“It also leaves the door open for the situations of coercion where someone’s making an account on someone else’s behalf, when they probably wouldn’t want to be or shouldn’t be.”

This lack of compliance checking has also resulted in users with potential credit issues signing up for BNPL.

“How is it possible for a young woman on a Youth Allowance of $522 a fortnight to end up with $8,000 of BNPL debt?” Fiona Guthrie, chief executive of Financial Counselling Australia, asks.

Grant says his research has also found users with maxed out credit cards were signing up to BNPL.

Often it’s meant that when it came to choosing which debts to pay off first, the related fees for credit repayments weren’t a priority.

“What we did find is that [credit card repayments were] lowest on the consumers’ pecking order of ‘I want to pay this’,” he says.

A persistent criticism of BNPL is how small purchases can spiral into larger debts.

Dr Cook says this is of particular concern for young people who may not be across the required obligations of BNPL.

“[Young people] did not necessarily understand that if they missed payments on their BNPLs, beyond being charged a late payment fee, they could also be pursued for payment.

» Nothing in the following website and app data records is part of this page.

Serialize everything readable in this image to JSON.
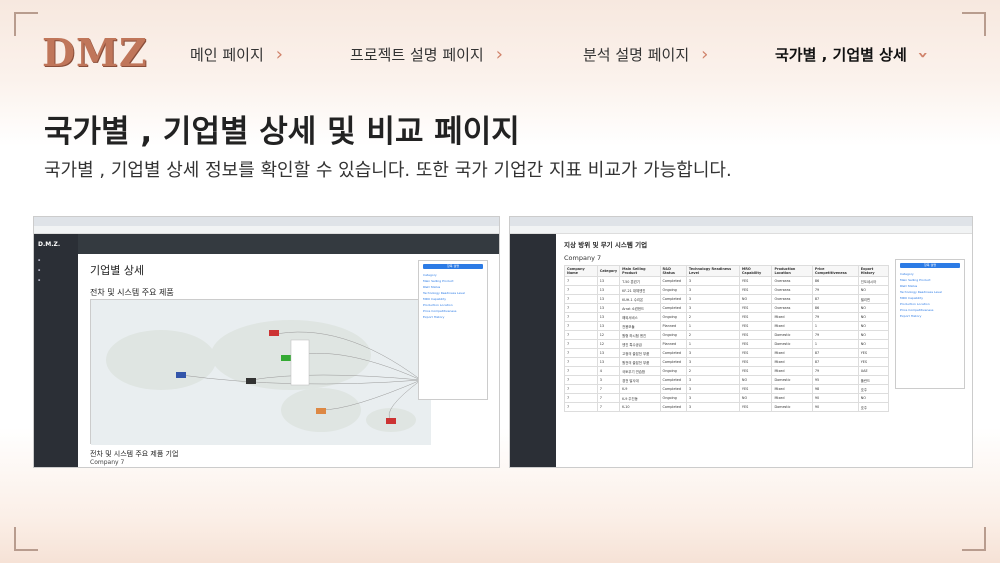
{
  "logo": "DMZ",
  "nav": [
    {
      "label": "메인 페이지"
    },
    {
      "label": "프로젝트 설명 페이지"
    },
    {
      "label": "분석 설명 페이지"
    },
    {
      "label": "국가별 , 기업별 상세"
    }
  ],
  "headline": "국가별 , 기업별 상세 및 비교 페이지",
  "subtitle": "국가별 , 기업별 상세 정보를 확인할 수 있습니다. 또한 국가 기업간 지표 비교가 가능합니다.",
  "left_shot": {
    "brand": "D.M.Z.",
    "title": "기업별 상세",
    "section": "전차 및 시스템 주요 제품",
    "bottom_section": "전차 및 시스템 주요 제품 기업",
    "company": "Company 7"
  },
  "right_shot": {
    "heading": "지상 방위 및 무기 시스템 기업",
    "company": "Company 7",
    "columns": [
      "Company Name",
      "Category",
      "Main Selling Product",
      "R&D Status",
      "Technology Readiness Level",
      "MRO Capability",
      "Production Location",
      "Price Competitiveness",
      "Export History"
    ],
    "rows": [
      [
        "7",
        "13",
        "T-50 훈련기",
        "Completed",
        "3",
        "YES",
        "Overseas",
        "86",
        "인도네시아"
      ],
      [
        "7",
        "13",
        "KF-21 대체엔진",
        "Ongoing",
        "3",
        "YES",
        "Overseas",
        "79",
        "NO"
      ],
      [
        "7",
        "13",
        "KUH-1 수리온",
        "Completed",
        "3",
        "NO",
        "Overseas",
        "87",
        "필리핀"
      ],
      [
        "7",
        "13",
        "Arrat 소련헌드",
        "Completed",
        "3",
        "YES",
        "Overseas",
        "86",
        "NO"
      ],
      [
        "7",
        "13",
        "해외서비스",
        "Ongoing",
        "2",
        "YES",
        "Mixed",
        "79",
        "NO"
      ],
      [
        "7",
        "13",
        "전용모듈",
        "Planned",
        "1",
        "YES",
        "Mixed",
        "1",
        "NO"
      ],
      [
        "7",
        "12",
        "원형 하시험 엔진",
        "Ongoing",
        "2",
        "YES",
        "Domestic",
        "79",
        "NO"
      ],
      [
        "7",
        "12",
        "엔진 특수공급",
        "Planned",
        "1",
        "YES",
        "Domestic",
        "1",
        "NO"
      ],
      [
        "7",
        "13",
        "고정의 출잡전 부품",
        "Completed",
        "3",
        "YES",
        "Mixed",
        "87",
        "YES"
      ],
      [
        "7",
        "13",
        "원전의 출잡전 부품",
        "Completed",
        "3",
        "YES",
        "Mixed",
        "87",
        "YES"
      ],
      [
        "7",
        "4",
        "국토무기 연습함",
        "Ongoing",
        "2",
        "YES",
        "Mixed",
        "79",
        "UAE"
      ],
      [
        "7",
        "3",
        "경전 발사대",
        "Completed",
        "3",
        "NO",
        "Domestic",
        "95",
        "폴란드"
      ],
      [
        "7",
        "7",
        "K-9",
        "Completed",
        "3",
        "YES",
        "Mixed",
        "98",
        "호주"
      ],
      [
        "7",
        "7",
        "K-9 주진동",
        "Ongoing",
        "3",
        "NO",
        "Mixed",
        "90",
        "NO"
      ],
      [
        "7",
        "7",
        "K-10",
        "Completed",
        "3",
        "YES",
        "Domestic",
        "90",
        "호주"
      ]
    ]
  },
  "panel_button": "항목 설명",
  "panel_items": [
    "Category",
    "Main Selling Product",
    "R&D Status",
    "Technology Readiness Level",
    "MRO Capability",
    "Production Location",
    "Price Competitiveness",
    "Export History"
  ],
  "colors": {
    "accent": "#d0826a",
    "link": "#2c7be5",
    "sidebar": "#2b2f36"
  }
}
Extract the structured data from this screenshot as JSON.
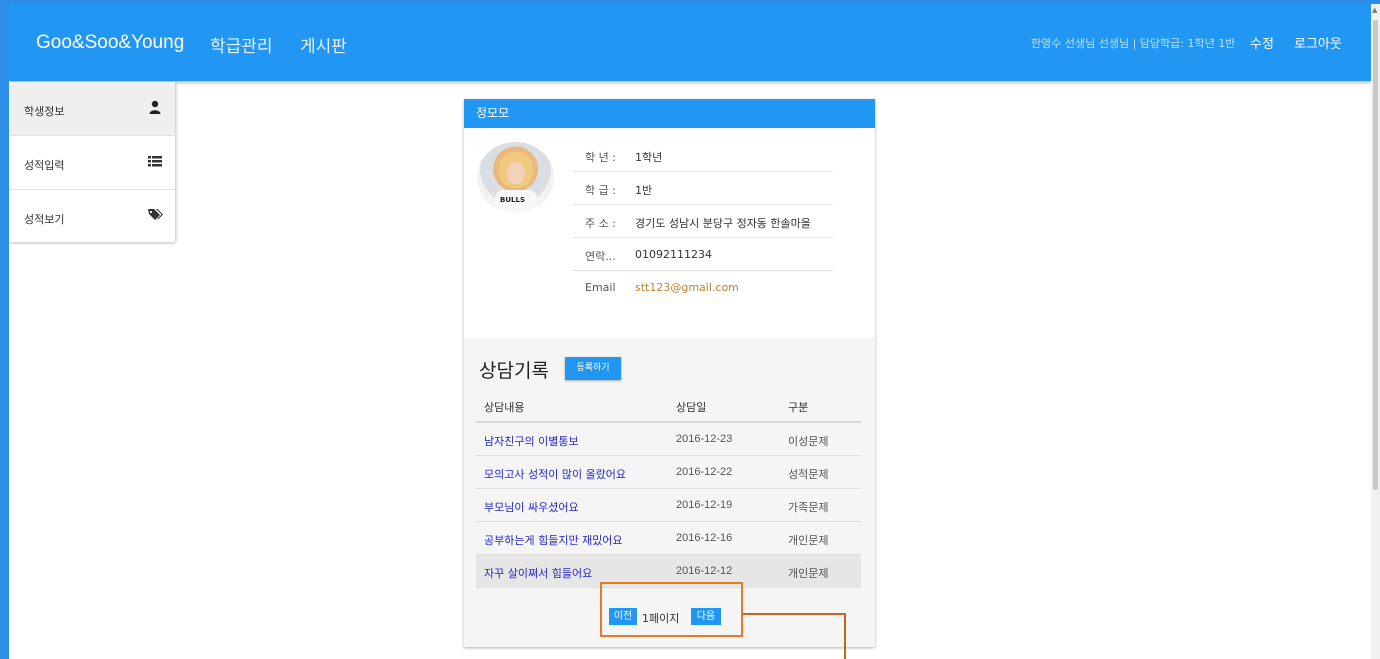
{
  "navbar": {
    "brand": "Goo&Soo&Young",
    "links": [
      "학급관리",
      "게시판"
    ],
    "user_info": "한영수 선생님 선생님 | 담당학급: 1학년 1반",
    "edit_label": "수정",
    "logout_label": "로그아웃"
  },
  "sidebar": {
    "items": [
      {
        "label": "학생정보",
        "icon": "user-icon"
      },
      {
        "label": "성적입력",
        "icon": "list-icon"
      },
      {
        "label": "성적보기",
        "icon": "tags-icon"
      }
    ]
  },
  "student": {
    "name": "정모모",
    "avatar_shirt_text": "BULLS",
    "fields": [
      {
        "key": "학 년 :",
        "value": "1학년"
      },
      {
        "key": "학 급 :",
        "value": "1반"
      },
      {
        "key": "주 소 :",
        "value": "경기도 성남시 분당구 정자동 한솔마을"
      },
      {
        "key": "연락...",
        "value": "01092111234"
      },
      {
        "key": "Email",
        "value": "stt123@gmail.com"
      }
    ]
  },
  "consult": {
    "title": "상담기록",
    "register_label": "등록하기",
    "columns": [
      "상담내용",
      "상담일",
      "구분"
    ],
    "rows": [
      {
        "content": "남자친구의 이별통보",
        "date": "2016-12-23",
        "category": "이성문제"
      },
      {
        "content": "모의고사 성적이 많이 올랐어요",
        "date": "2016-12-22",
        "category": "성적문제"
      },
      {
        "content": "부모님이 싸우셨어요",
        "date": "2016-12-19",
        "category": "가족문제"
      },
      {
        "content": "공부하는게 힘들지만 재밌어요",
        "date": "2016-12-16",
        "category": "개인문제"
      },
      {
        "content": "자꾸 살이쪄서 힘들어요",
        "date": "2016-12-12",
        "category": "개인문제"
      }
    ],
    "pager": {
      "prev_label": "이전",
      "page_text": "1페이지",
      "next_label": "다음"
    }
  },
  "colors": {
    "primary": "#2196f3",
    "link": "#2727c9",
    "email": "#c0832d",
    "annotation": "#e77a26"
  }
}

And they didn’t necessarily understand that their account could eventually be referred to debt collectors,” she says.

Dr Cook says half of the young BNPL users surveyed “didn’t have a good sense of what to do if they got into trouble if they were unable to meet repayments”.

“If they were experiencing hardship, they didn’t have any sense of where to seek help, how to seek help, what that might look like, which we also found quite concerning.”

This can result in severe debt, which could drastically harm those in lower socio-economic groups.

“A couple of years ago, [ASIC] were seeing people were getting BNPL and then struggling to pay it off  … [they’d be] going without essentials, to say ‘I want to pay off my BNPL debt, I guess I can’t eat this week’.”

He says often this group of people were taking on BNPL loans and then relying on a financial loan to pay off that debt.

Guthrie says she’s concerned that BNPL products can create “debt spirals”, which force vulnerable users to rely on it for things like food and electricity.

“You might think it’s a small amount of debt, so you’d make one payment, then you’re going to make another one, and you might have got some more [BNPL] in between times. And so it snowballs.”

Regulations are coming. In November, Treasury released a paper that agreed control measures should be put in place.

“A lot of Australians are racking up unaffordable debts,” Financial Services Minister Stephen Jones said at the time.

“It seems to us that it makes sense to have some credit controls in place.”

The minister said he hoped legislation for regulation would pass by the end of 2023. One option being considered is self-regulation .

Experts were not convinced on the viability of that option. “The idea that we would allow an industry to self regulate when it’s providing a credit product, which can cause harm to a number of people is just ludicrous,” Guthrie says.

The other two options for regulation under consideration involve incorporating BNPL into the National Credit Act (NCA), the legislation designed to ensure credit and lending facilities engage in safe practice.

Some argue that a partial inclusion of BNPL into NCA is the smartest approach. The University of Sydney’s Andrew Grant describes this as the “Goldilocks” option.

“We have to think of how the regulation will affect the industry overall. And it’s a degree of proportionality … if I’m buying a $100 pair of shoes, do we need to do a full responsible lending and credit check?”

“Finding the right balance where the BNPL industry can still exist, without being overly regulated, is I think what most people would be thinking is about the happy medium.”

Not everyone agrees, and critics say this legislation should be focused on protecting vulnerable users.

“It’s a strange argument to say that we should allow a business to continue if it actually harms people,” Guthrie says.

“Whether businesses continue or not is not an issue that should be at the forefront of the government’s mind. It’s whether the products are provided safely, and the credit actually helps people rather than harms them.”

*Name has been changed to protect privacy

By Sam Nichols for The Money (Original ABC Article)